- _Given entries_:
○ ○ ○
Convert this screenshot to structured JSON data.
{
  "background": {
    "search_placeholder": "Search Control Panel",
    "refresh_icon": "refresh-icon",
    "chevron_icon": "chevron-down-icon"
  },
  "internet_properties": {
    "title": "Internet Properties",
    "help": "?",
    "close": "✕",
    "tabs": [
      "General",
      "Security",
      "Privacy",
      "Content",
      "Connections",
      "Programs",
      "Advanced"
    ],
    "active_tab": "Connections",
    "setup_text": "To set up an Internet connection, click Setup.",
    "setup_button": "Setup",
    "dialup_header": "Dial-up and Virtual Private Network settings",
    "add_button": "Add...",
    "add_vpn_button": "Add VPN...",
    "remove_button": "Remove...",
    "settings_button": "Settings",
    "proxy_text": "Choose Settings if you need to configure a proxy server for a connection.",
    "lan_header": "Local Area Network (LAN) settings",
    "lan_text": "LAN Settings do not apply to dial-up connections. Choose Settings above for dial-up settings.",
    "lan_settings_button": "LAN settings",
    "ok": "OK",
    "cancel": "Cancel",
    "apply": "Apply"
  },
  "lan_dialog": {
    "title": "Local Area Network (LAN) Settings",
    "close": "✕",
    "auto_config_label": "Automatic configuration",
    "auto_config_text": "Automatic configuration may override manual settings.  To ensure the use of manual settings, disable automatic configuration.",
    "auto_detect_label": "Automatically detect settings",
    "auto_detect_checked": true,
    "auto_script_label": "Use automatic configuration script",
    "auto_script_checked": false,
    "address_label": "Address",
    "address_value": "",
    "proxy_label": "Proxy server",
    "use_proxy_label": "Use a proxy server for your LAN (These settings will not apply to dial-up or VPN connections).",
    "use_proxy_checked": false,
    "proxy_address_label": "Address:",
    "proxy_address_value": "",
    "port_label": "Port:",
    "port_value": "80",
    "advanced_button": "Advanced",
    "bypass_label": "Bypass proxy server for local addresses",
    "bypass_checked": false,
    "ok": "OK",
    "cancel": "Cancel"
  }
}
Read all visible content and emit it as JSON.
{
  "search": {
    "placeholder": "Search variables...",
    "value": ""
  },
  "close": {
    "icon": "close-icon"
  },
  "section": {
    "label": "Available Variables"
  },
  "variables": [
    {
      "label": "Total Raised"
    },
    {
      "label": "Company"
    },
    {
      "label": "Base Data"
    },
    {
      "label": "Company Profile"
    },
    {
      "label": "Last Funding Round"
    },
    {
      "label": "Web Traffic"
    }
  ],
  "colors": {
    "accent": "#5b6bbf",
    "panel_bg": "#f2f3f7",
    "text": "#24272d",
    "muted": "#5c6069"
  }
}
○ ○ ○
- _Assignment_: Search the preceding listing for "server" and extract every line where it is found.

- _Answer to this task_:
    "proxy_text": "Choose Settings if you need to configure a proxy server for a connection.",
    "proxy_label": "Proxy server",
    "use_proxy_label": "Use a proxy server for your LAN (These settings will not apply to dial-up or VPN connections).",
    "bypass_label": "Bypass proxy server for local addresses",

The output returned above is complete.